  • Sustainable Energy - A source of energy that can be relied upon for an extended period of time. To ensure an energy source is sustainable many different factors must be taken into account, from possible negative impacts on the natural world (biodiversity loss due to forest clearing for biomass production) to negative health impacts on humans (air pollution from burning fossil fuels).

  • Green Energy - A source of energy that does not harm the environment, this is an idealised source that currently does not exist. I make this statement because you may think that wind is green as it does not emit any harmful gases to generate electricity however the construction, transportation and disposal of the turbines that are required to harness this energy do emit mass amounts of emissions and destroy wildlife and habitats.

  • Paris Agreement - A legally binding international treaty on climate change with the goal of preventing “the increase in the global average temperature to well below 2°C above pre-industrial levels” and pursue efforts to limit the temperature increase to 1.5°C above pre-industrial levels.”

  • Greenwashing - Definitely not something you want to be associated with, it is the act of marketing or presenting your organisation as beneficial to the environment however actually hiding the truth. This can be done by making unsubstantiated environmental claims, hiding or downplaying your most heinous environmental acts or even just overselling your environmental gains to aid in consumer buy-in.

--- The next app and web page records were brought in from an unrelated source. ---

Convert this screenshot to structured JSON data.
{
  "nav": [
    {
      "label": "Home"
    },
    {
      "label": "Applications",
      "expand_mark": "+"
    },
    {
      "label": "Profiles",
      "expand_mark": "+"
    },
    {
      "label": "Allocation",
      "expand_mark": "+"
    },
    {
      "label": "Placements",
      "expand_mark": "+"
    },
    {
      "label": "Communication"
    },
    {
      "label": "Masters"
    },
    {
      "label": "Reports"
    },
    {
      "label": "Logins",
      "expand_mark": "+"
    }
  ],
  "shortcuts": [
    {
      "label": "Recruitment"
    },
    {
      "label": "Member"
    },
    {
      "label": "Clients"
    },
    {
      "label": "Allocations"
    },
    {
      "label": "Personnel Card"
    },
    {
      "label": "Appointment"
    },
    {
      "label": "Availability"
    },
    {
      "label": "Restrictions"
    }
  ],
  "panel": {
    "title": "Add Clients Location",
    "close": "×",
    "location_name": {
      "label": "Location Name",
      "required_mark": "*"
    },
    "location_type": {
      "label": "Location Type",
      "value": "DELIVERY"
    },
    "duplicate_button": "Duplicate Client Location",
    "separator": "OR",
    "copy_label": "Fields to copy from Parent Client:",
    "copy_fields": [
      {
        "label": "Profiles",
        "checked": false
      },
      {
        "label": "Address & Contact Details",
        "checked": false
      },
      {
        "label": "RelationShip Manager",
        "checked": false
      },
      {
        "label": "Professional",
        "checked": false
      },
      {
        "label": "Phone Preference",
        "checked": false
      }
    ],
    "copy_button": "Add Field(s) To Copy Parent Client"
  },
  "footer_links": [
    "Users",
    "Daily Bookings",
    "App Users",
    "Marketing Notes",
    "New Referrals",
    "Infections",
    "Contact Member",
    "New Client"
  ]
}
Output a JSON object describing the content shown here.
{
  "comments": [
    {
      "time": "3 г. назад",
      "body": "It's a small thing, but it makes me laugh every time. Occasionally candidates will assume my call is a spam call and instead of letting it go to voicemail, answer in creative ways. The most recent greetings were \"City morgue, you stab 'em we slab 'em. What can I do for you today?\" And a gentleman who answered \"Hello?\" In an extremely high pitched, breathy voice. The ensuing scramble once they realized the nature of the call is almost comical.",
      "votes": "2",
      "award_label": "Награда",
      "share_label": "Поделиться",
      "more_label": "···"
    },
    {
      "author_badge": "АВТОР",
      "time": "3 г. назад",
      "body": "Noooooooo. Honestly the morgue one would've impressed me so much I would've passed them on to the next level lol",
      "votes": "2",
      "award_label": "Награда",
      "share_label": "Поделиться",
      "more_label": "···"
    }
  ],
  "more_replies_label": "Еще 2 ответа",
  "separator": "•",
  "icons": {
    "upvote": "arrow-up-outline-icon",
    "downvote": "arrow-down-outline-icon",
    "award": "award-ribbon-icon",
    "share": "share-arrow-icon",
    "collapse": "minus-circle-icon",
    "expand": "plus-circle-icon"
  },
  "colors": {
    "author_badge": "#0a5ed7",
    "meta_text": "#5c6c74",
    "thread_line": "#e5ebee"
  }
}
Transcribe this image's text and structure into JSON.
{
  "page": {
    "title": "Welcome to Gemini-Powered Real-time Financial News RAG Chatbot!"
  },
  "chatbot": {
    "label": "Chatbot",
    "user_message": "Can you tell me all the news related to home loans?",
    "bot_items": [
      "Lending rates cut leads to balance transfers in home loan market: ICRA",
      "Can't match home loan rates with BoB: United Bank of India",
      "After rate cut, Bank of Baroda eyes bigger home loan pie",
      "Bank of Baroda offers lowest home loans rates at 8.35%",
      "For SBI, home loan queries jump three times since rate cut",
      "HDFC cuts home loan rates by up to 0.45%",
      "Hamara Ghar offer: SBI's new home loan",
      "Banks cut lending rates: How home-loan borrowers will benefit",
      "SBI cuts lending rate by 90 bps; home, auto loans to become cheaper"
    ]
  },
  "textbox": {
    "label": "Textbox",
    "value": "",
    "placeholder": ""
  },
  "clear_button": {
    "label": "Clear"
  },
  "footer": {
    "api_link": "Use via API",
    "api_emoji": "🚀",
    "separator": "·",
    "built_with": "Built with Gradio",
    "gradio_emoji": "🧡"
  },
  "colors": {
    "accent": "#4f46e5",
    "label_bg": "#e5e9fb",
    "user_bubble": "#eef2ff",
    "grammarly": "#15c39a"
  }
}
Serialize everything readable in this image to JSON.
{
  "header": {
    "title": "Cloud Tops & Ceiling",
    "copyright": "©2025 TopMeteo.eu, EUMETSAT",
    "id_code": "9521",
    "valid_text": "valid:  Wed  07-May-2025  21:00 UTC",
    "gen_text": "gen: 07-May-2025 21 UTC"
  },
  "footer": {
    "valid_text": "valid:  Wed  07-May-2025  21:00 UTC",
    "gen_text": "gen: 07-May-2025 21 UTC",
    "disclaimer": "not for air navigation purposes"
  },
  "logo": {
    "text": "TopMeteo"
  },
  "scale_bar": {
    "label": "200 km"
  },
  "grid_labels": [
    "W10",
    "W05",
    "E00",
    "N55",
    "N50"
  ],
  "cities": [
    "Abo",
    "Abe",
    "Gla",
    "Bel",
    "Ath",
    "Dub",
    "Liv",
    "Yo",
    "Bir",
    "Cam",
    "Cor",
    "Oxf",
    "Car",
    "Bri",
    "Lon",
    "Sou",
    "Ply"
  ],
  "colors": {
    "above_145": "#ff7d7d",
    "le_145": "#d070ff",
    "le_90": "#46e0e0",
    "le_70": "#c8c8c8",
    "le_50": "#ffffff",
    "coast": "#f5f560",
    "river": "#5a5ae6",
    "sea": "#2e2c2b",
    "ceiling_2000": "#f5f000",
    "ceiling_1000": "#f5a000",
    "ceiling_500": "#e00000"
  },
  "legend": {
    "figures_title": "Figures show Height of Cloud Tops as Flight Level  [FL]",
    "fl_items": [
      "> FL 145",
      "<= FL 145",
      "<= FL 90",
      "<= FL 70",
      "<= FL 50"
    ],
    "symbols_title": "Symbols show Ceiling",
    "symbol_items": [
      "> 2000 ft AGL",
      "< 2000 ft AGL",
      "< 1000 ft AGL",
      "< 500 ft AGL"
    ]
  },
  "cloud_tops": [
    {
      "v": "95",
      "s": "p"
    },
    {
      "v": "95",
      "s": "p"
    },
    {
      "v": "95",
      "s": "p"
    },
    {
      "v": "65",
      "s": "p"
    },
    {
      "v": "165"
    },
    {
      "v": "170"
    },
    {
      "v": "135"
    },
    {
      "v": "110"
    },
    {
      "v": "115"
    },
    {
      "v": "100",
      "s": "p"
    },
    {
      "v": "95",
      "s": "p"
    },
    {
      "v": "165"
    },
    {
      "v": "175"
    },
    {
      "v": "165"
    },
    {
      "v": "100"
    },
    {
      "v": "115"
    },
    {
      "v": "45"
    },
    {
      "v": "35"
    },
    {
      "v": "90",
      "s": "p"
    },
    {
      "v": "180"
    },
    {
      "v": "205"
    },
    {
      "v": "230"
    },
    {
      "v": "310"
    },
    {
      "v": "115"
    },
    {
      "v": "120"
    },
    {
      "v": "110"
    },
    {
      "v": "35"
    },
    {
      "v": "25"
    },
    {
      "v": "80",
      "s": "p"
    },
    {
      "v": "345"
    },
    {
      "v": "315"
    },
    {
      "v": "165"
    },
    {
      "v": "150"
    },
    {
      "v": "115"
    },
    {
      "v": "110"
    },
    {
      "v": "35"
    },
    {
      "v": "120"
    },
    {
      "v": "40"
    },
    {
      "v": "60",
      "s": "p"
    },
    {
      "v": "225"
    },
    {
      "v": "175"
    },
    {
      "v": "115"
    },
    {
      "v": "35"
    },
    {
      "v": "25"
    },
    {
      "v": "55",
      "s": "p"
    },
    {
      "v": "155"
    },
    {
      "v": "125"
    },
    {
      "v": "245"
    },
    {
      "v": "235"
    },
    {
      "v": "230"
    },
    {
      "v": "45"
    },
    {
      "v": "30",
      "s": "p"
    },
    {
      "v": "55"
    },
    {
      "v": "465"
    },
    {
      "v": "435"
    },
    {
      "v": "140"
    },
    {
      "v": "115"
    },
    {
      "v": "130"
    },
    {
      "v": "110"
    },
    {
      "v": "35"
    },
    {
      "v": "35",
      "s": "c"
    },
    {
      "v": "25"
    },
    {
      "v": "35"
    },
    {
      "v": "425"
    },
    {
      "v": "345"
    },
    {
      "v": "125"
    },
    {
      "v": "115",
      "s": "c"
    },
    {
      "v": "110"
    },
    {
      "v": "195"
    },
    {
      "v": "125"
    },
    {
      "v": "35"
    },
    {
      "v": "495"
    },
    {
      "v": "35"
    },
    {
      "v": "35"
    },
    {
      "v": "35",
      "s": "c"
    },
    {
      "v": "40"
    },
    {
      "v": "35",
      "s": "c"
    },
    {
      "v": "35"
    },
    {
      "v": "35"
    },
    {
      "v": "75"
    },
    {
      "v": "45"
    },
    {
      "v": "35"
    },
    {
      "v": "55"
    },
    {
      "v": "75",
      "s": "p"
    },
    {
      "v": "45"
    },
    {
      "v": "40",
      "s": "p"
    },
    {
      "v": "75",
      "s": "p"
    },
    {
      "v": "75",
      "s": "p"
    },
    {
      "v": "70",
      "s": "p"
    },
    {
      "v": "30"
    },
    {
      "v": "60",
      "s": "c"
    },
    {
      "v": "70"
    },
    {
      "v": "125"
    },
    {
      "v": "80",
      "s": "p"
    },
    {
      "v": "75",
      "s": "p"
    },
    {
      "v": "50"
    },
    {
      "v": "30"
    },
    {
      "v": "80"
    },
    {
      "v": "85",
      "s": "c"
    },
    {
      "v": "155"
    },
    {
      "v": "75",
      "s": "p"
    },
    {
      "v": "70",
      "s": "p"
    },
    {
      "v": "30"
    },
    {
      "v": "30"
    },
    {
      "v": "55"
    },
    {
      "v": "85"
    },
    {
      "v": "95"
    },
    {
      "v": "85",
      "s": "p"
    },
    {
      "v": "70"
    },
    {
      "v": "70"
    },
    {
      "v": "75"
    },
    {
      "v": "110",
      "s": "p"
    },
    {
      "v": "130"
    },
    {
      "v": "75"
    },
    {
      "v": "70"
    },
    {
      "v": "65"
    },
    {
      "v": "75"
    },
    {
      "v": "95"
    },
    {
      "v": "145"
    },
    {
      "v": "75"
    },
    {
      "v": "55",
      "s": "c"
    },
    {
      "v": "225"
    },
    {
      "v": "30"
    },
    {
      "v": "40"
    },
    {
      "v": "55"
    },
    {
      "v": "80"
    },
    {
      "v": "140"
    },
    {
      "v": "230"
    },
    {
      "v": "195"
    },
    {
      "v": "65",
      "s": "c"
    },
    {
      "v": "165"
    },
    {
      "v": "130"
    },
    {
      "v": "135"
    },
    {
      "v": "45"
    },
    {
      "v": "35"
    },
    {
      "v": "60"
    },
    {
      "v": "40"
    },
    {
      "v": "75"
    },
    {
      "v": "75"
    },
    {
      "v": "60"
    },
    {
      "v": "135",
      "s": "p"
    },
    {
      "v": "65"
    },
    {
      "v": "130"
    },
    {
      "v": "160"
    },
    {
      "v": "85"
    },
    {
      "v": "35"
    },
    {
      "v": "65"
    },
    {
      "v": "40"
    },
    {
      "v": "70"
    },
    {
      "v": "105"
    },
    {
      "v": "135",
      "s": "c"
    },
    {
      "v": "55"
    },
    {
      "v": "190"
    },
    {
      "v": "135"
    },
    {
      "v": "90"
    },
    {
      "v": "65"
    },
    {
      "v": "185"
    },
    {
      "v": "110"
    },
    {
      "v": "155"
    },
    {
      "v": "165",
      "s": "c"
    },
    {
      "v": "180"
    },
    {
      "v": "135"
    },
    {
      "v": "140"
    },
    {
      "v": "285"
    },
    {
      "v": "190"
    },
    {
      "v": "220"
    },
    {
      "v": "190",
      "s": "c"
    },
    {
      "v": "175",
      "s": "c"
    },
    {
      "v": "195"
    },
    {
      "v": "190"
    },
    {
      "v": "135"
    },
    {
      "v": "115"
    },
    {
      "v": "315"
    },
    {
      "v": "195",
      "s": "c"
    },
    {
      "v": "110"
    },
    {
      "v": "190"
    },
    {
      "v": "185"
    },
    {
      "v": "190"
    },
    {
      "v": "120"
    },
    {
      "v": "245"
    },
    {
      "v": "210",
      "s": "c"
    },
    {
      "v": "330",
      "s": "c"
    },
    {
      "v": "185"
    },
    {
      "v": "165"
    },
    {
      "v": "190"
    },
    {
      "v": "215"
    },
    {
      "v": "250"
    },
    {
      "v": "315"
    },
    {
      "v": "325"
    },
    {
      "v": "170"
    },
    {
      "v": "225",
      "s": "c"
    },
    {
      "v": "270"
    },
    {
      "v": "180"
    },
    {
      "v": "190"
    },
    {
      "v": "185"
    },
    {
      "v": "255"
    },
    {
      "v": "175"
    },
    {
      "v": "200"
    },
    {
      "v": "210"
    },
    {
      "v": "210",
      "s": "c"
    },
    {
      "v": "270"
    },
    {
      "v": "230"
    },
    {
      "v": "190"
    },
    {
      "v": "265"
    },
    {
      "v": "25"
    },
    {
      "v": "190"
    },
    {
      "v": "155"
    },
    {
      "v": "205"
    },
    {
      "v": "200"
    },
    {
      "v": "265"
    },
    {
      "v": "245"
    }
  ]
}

  • Sustainable Development Goals (SDGs) - A list of 17 interlinked objectives adopted by the United Nations in 2015 aimed at ensuring people and the planet prosper now and in the future. They aim to do this by solving core problems like human poverty and diseases while also preserving biodiversity and a healthy planet so that future generations have a plentiful Earth for sustaining themselves.

  • Carbon Offsetting - If sources of carbon emissions cannot be removed entirely as they are out of your hands, for example the energy supply to your servers. Carbon offsetting is a way to counteract these emissions by capturing them using alternative methods. It is usually done by participating in schemes like tree replantation and capturing methane emissions and turning them into sources of electricity.

I hope these definitions aid in your comprehension and articulation of software sustainability because as the field grows and more people are talking about it, it becomes ever more important to ensure that we understand each other. If there is not wide knowledge of the vocabulary then we will end up misinterpreting each other and producing software that is not fit for purpose. Wasting precious resources on redundant software only makes the software industry more unsustainable.